[Start of section]

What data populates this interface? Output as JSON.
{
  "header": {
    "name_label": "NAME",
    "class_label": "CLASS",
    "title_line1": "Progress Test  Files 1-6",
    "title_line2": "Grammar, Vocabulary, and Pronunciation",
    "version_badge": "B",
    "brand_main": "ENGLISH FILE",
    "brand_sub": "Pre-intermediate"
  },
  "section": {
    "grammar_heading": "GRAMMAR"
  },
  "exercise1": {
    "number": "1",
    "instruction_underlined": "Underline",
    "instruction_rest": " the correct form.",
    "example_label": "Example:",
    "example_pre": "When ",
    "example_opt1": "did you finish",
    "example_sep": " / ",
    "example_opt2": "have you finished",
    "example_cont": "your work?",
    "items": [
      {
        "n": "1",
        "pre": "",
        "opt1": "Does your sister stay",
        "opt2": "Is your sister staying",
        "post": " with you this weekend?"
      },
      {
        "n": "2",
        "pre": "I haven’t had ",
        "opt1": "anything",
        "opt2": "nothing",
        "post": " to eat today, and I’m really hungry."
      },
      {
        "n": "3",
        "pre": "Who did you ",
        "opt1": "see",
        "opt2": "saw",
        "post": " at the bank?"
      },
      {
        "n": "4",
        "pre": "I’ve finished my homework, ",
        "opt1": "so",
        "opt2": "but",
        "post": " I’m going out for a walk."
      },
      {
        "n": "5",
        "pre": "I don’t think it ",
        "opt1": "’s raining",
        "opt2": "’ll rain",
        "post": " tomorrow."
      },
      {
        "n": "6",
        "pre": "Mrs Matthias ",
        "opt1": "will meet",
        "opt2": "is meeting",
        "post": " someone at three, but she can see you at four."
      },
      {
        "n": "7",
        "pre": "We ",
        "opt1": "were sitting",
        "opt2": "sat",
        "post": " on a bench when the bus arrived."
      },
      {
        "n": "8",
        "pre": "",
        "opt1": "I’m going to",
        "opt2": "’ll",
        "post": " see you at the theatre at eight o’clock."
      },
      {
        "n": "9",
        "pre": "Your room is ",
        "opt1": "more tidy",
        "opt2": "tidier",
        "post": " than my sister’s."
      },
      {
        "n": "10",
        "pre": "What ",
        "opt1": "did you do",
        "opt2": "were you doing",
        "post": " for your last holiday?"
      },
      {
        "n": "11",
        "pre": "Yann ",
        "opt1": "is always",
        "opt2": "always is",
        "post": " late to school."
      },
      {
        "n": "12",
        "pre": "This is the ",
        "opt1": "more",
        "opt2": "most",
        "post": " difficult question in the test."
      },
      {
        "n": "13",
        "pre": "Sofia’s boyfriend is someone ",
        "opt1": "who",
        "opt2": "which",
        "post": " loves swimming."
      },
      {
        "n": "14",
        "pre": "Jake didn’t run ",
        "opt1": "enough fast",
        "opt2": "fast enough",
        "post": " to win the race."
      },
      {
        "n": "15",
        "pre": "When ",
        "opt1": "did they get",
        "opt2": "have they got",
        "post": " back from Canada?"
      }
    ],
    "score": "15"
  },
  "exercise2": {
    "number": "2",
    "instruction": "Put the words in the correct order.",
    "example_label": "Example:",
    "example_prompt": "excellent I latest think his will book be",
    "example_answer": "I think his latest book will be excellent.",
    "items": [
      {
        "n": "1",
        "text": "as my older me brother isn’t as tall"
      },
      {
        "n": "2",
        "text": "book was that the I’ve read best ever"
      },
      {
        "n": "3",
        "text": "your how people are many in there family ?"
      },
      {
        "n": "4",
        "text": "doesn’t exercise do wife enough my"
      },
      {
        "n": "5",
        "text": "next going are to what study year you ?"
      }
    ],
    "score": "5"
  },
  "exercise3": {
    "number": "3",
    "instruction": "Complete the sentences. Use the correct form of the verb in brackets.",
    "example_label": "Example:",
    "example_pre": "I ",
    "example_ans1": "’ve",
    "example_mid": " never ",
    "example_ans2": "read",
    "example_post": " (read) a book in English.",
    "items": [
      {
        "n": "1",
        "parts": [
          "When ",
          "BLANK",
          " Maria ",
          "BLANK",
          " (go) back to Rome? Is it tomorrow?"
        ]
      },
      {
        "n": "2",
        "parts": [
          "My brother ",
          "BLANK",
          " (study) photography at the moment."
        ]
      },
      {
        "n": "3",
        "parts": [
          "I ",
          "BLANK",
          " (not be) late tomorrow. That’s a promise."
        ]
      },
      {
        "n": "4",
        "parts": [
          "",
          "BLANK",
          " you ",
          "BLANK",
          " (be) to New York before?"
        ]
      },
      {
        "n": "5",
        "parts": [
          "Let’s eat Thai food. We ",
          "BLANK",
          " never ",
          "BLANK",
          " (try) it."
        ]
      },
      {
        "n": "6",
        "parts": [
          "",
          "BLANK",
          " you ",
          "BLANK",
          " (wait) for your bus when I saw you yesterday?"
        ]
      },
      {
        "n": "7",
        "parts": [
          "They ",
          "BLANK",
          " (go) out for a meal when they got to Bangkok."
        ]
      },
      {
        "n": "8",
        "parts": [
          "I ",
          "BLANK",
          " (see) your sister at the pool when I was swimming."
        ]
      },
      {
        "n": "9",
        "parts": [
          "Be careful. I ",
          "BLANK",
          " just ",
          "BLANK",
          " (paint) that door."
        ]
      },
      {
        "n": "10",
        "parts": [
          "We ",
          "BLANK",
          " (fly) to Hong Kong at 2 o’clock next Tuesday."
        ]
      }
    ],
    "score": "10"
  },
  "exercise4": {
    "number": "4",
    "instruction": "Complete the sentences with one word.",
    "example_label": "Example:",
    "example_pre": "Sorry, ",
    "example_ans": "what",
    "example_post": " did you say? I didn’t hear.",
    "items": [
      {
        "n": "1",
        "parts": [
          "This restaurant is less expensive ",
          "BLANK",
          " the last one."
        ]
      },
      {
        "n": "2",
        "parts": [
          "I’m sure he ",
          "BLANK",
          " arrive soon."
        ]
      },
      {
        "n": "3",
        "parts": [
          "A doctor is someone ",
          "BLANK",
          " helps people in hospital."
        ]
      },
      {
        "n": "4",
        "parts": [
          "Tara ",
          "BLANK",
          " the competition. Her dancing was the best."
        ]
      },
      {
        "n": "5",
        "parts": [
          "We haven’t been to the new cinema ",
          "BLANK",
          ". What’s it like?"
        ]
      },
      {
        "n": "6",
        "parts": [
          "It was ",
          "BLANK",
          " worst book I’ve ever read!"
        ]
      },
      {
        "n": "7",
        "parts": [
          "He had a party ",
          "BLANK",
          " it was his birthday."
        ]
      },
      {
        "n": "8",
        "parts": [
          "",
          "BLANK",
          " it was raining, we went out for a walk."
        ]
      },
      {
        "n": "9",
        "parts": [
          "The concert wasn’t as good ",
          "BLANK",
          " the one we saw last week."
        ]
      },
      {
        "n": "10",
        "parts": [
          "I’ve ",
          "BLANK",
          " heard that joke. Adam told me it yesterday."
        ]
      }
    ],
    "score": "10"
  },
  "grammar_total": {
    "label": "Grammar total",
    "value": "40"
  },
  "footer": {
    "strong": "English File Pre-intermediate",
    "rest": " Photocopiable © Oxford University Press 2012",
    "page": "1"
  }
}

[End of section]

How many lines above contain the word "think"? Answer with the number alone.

● Exercise output
3